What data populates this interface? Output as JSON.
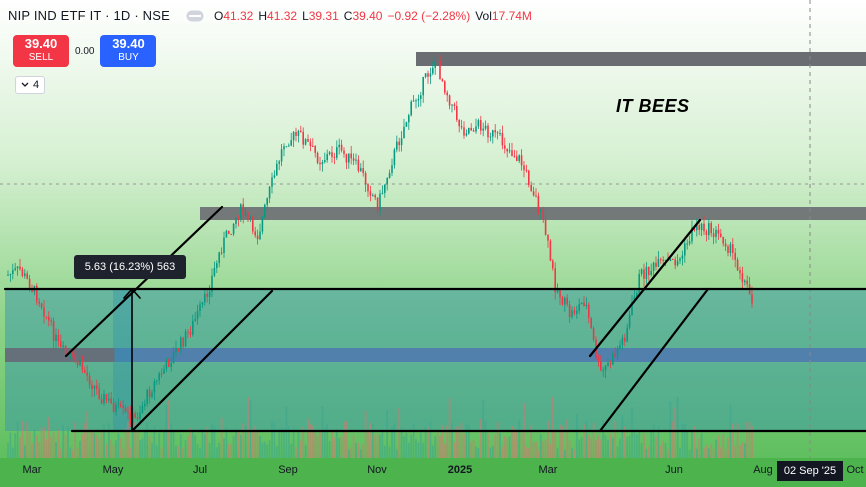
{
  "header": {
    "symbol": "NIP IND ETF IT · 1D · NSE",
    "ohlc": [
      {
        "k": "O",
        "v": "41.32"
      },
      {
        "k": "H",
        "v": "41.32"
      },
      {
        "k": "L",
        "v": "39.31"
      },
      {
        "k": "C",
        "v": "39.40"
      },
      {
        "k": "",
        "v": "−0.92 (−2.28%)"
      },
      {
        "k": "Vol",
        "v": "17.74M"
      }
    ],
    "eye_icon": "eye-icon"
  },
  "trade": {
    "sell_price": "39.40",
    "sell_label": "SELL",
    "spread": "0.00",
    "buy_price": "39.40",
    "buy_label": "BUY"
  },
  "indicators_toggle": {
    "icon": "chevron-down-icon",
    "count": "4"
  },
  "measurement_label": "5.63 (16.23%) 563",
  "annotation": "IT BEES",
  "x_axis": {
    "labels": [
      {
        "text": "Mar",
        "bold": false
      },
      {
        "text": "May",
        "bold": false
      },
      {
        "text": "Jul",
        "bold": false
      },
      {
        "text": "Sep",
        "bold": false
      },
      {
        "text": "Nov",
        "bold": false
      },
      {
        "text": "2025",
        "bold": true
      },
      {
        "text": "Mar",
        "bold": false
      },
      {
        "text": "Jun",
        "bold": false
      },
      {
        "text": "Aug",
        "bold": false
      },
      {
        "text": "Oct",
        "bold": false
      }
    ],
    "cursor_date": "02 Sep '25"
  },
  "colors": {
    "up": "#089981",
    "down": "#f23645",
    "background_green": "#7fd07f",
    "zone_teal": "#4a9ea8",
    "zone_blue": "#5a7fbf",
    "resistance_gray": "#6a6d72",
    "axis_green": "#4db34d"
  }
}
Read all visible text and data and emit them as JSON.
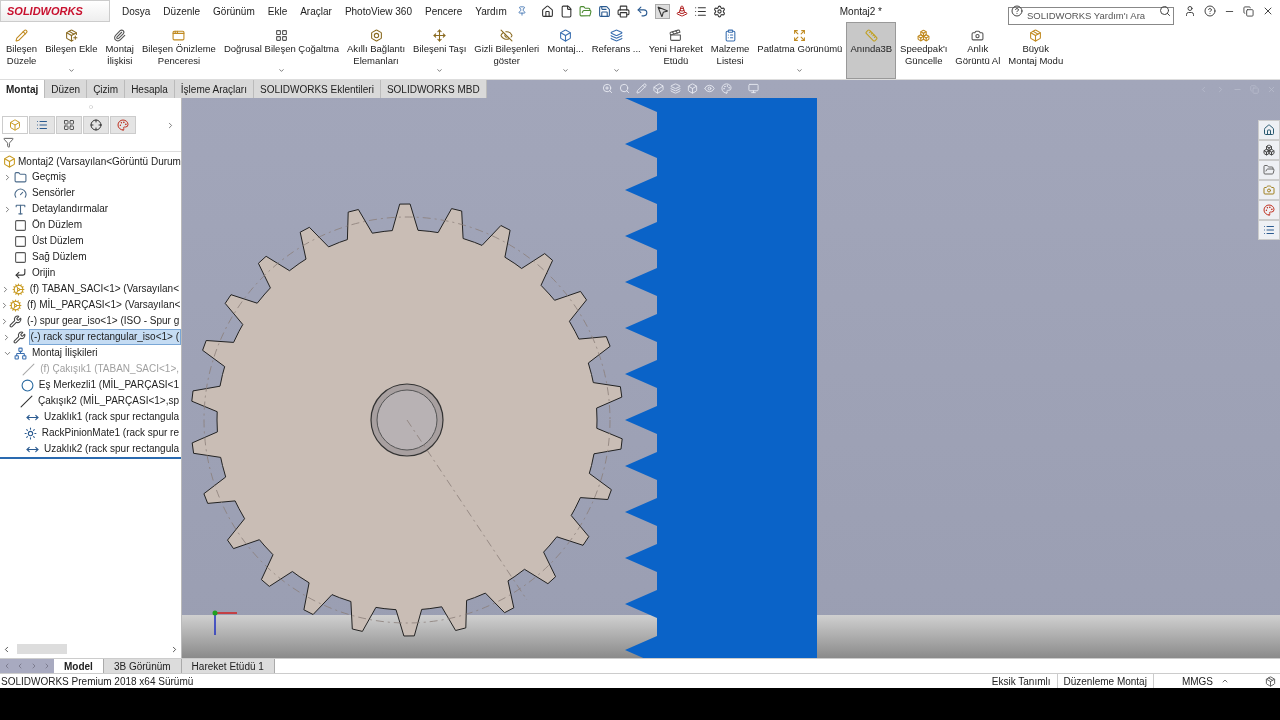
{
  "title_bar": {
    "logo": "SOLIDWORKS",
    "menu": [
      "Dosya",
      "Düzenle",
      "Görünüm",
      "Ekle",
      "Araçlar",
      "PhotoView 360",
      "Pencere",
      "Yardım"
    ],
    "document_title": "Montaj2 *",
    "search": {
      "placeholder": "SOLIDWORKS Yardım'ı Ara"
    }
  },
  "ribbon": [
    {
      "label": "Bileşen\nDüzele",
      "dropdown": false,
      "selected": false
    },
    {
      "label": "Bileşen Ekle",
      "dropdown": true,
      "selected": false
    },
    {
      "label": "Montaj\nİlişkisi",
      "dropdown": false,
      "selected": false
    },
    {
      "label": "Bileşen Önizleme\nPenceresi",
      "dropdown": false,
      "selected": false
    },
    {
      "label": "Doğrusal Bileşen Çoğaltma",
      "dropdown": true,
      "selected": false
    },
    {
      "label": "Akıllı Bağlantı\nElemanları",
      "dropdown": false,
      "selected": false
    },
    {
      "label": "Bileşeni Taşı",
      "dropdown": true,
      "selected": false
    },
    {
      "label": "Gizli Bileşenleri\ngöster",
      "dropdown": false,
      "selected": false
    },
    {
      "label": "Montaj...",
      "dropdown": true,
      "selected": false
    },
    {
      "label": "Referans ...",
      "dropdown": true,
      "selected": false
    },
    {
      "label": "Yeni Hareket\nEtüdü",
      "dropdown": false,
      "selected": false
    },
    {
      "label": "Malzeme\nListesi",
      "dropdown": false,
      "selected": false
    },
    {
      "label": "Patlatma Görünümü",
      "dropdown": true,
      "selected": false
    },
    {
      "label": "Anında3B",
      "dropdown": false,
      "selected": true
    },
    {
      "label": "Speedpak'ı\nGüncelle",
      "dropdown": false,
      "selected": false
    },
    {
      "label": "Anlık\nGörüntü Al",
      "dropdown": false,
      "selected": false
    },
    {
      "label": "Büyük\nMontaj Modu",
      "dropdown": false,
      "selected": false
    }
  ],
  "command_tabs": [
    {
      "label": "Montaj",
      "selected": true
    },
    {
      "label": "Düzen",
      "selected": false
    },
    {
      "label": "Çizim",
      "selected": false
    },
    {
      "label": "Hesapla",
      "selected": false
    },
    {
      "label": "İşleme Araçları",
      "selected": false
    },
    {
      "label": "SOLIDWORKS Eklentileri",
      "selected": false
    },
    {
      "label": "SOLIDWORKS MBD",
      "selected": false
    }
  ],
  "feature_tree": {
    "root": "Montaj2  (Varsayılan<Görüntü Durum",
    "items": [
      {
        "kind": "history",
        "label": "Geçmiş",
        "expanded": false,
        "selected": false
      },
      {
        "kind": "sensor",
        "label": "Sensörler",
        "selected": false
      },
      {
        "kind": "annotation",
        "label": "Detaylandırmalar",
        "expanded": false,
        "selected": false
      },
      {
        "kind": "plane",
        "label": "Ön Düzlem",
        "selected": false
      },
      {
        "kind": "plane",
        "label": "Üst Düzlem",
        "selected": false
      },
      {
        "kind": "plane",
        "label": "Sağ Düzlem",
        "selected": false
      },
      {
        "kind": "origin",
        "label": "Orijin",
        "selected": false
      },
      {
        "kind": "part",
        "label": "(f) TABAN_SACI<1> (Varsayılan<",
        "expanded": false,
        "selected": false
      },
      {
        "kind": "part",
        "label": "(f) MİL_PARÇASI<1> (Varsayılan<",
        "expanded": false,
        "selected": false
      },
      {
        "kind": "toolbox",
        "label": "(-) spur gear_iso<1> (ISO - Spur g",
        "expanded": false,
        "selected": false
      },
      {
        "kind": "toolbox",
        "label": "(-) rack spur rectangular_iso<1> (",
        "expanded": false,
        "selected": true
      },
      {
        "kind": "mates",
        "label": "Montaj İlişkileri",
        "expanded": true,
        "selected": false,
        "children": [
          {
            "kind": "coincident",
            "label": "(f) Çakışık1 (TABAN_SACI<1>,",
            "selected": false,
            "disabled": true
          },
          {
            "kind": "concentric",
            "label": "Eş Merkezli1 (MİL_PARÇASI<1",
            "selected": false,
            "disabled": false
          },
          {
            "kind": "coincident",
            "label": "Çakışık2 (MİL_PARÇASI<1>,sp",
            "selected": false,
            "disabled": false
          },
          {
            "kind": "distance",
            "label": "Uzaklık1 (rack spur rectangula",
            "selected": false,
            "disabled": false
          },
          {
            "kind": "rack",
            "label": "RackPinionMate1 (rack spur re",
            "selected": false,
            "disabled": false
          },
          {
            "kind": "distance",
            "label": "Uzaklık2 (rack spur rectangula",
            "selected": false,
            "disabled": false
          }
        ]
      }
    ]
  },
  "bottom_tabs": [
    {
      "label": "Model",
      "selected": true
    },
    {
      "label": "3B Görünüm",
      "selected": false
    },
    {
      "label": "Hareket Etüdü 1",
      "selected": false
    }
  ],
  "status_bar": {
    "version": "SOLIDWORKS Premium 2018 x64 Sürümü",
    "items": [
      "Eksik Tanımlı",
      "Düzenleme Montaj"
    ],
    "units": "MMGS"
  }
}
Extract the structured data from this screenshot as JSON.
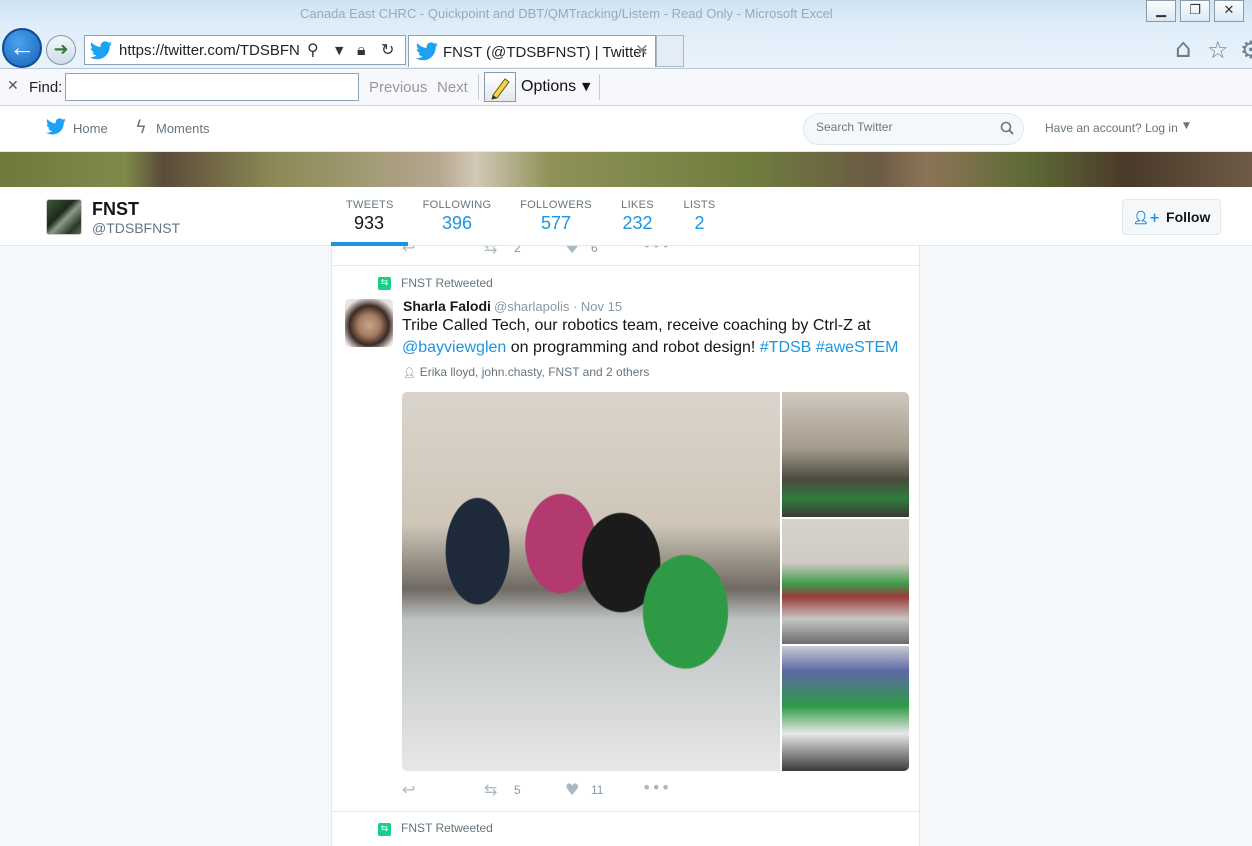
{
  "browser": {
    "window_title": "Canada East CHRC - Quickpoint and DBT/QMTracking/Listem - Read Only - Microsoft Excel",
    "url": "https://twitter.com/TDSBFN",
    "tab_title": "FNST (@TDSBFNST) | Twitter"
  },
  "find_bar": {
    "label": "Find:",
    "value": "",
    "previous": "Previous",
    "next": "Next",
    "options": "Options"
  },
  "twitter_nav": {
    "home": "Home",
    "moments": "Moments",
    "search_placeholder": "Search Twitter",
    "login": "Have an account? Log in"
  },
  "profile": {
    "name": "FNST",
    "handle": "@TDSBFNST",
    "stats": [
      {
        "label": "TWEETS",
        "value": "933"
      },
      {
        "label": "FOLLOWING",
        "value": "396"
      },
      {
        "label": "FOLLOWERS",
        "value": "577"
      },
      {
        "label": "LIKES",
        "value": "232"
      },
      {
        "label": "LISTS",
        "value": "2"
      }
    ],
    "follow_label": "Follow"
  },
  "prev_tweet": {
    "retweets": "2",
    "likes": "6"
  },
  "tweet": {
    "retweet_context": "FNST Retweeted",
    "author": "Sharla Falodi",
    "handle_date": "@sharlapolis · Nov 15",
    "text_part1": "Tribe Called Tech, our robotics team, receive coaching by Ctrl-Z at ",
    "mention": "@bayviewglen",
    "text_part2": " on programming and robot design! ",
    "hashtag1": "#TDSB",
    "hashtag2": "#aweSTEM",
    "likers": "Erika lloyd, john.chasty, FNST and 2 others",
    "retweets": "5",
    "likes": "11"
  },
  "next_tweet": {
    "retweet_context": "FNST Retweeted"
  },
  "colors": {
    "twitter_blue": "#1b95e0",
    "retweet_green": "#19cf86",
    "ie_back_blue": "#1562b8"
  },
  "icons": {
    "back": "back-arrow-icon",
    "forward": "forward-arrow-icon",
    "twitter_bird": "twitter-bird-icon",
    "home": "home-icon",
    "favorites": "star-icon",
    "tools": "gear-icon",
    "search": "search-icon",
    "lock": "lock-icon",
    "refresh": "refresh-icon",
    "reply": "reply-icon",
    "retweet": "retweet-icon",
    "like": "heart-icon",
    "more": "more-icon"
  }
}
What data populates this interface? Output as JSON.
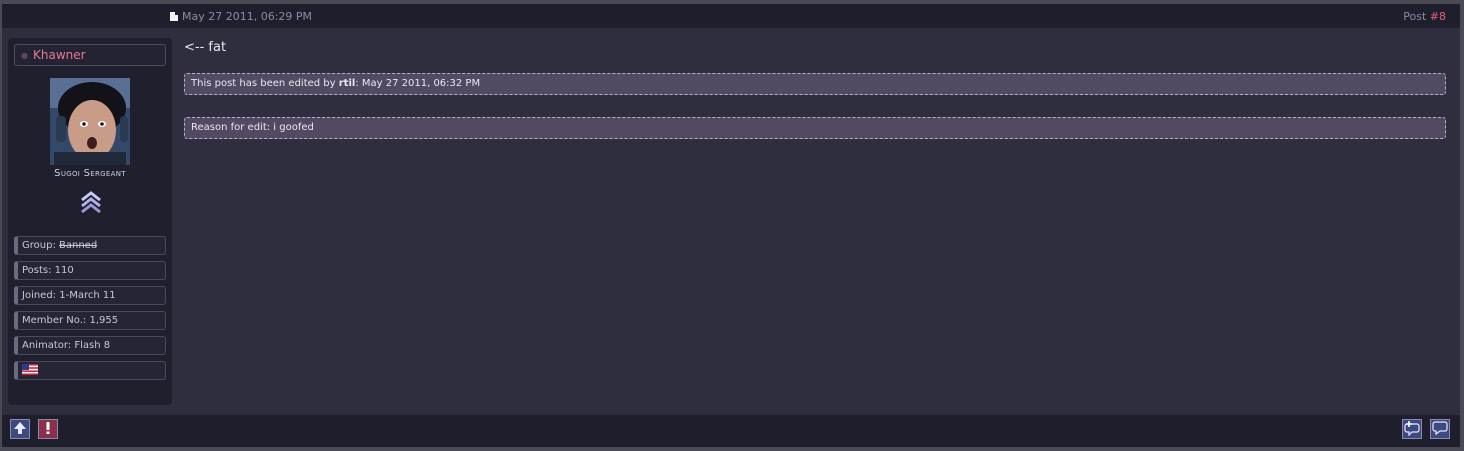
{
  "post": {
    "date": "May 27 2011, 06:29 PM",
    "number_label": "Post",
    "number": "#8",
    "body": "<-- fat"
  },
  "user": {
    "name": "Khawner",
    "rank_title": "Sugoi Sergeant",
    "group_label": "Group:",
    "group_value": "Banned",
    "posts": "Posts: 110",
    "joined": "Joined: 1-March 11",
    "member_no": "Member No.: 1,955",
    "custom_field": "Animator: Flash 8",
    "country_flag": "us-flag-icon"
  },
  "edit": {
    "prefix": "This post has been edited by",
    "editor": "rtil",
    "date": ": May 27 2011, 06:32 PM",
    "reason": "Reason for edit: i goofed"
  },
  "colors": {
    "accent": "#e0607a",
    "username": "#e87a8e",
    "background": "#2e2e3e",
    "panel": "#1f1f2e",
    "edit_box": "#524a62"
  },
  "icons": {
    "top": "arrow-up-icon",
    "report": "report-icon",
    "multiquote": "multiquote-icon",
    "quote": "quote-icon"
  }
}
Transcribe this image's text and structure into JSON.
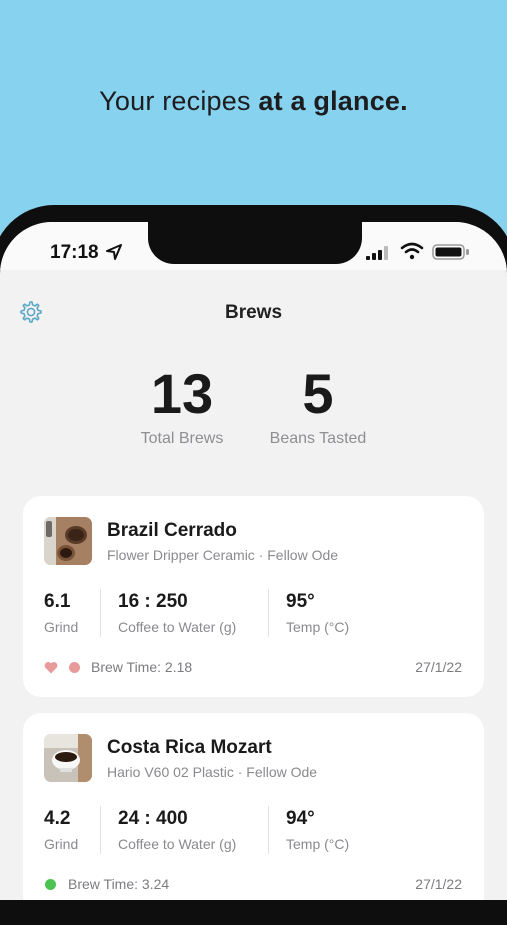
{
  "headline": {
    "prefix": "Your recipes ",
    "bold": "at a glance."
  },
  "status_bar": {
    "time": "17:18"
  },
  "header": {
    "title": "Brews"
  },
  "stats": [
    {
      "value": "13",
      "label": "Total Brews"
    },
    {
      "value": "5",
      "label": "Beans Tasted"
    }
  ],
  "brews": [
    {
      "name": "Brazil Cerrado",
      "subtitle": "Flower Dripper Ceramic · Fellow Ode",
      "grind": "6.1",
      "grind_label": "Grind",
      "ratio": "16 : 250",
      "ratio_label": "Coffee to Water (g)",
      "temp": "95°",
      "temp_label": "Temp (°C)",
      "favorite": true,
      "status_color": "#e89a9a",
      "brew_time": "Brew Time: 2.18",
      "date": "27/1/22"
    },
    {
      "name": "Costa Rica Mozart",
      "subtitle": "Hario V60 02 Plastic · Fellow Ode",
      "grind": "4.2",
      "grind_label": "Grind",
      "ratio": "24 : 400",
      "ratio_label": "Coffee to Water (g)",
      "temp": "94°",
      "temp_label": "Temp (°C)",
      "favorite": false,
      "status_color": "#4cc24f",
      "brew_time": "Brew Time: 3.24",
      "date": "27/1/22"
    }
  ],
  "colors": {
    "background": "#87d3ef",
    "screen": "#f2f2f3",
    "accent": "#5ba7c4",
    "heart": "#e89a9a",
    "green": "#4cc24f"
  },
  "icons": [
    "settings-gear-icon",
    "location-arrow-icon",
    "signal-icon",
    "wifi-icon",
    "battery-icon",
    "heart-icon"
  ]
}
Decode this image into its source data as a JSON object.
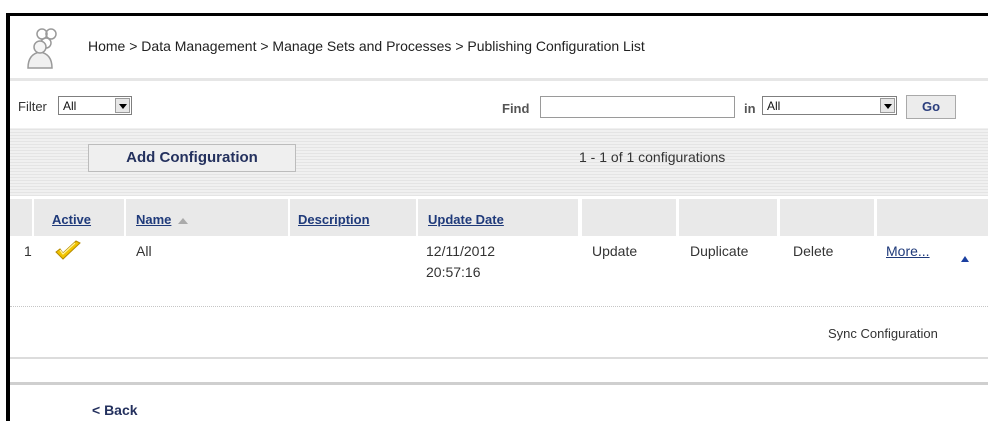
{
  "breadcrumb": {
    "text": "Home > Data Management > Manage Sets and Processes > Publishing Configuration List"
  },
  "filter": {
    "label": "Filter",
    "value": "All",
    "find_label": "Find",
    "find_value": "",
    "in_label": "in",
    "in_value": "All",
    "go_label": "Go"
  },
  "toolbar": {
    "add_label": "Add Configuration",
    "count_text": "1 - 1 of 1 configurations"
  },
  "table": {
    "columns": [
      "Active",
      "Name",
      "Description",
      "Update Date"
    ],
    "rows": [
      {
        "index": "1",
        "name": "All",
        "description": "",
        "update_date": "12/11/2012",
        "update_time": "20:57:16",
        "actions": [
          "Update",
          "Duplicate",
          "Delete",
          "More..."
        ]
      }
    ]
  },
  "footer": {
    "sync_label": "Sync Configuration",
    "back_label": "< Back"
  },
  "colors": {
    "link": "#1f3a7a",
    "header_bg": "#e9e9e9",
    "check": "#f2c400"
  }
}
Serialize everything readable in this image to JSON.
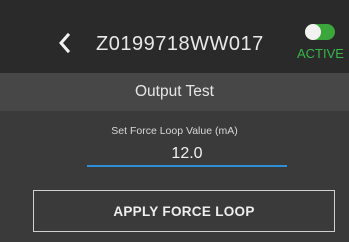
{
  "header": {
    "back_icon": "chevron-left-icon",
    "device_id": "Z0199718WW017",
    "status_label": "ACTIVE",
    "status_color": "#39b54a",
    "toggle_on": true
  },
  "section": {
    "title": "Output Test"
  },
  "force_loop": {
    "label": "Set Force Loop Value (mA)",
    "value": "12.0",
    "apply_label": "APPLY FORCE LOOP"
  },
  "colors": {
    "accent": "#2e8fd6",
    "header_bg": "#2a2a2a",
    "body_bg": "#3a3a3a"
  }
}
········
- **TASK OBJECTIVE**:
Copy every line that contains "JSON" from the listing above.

- **RESPONSE AREA**:
What data populates this interface? Output as JSON.
Read all visible text and data and emit them as JSON.
Extract the structured data from this screenshot as JSON.
What data populates this interface? Output as JSON.
Transcribe this image's text and structure into JSON.
Decode this image into its source data as a JSON object.
Serialize everything readable in this image to JSON.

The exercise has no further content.